At the very least, you’ll want to rewrite your PLR content to add your own voice and to make the content appear unique in the eyes of the search engines. There are plenty of experts out there who will give you their opinions on how much you need to rewrite your PLR content, but at the very least, I recommend aiming for at least 30-50% uniqueness.
Alternatively, instead of rewriting each individual PLR article you purchase, you can also use them as a jumping off point to create your own content. Typically, good PLR authors write content based around profitable niche keywords and information that people in the niche are actively seeking. You can use their insights and PLR content as research sources, and then write your own blog posts based on the information they provide.
But don’t just think of PLR as a source for your blog posts. PLR articles strung together can form the basis of a free giveaway report or email autoresponder course that you use to entice readers to sign up to your email list. Although you’ll still want to rewrite these articles, using PLR content to create these bonuses is a lot cheaper than outsourcing the products to be written from scratch.
Using PLR content to create videos and podcasts—whether they’re posted on your blog or used in your promotional strategies—is another great idea. Because the articles won’t be indexed as text using these formats, you can be less concerned about duplicate content and invest less time in rewriting your PLR.
Really, when it comes to using PLR content on your blog, the sky is the limit—anywhere you need fresh content, you can use PLR sources to save time and money.
Do you use PLR content on your blog? Have you used it in a format other than the ones described in this article? Share your experiences and recommendations in the comments.

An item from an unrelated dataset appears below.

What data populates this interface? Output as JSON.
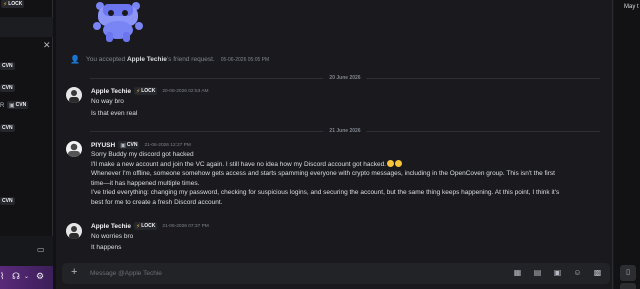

Pawel Reszka runs Affhelper.com, a blog dedicated to providing tips and techniques on how to make money online. If you are looking for affiliate marketing tips makes sure to check out his website.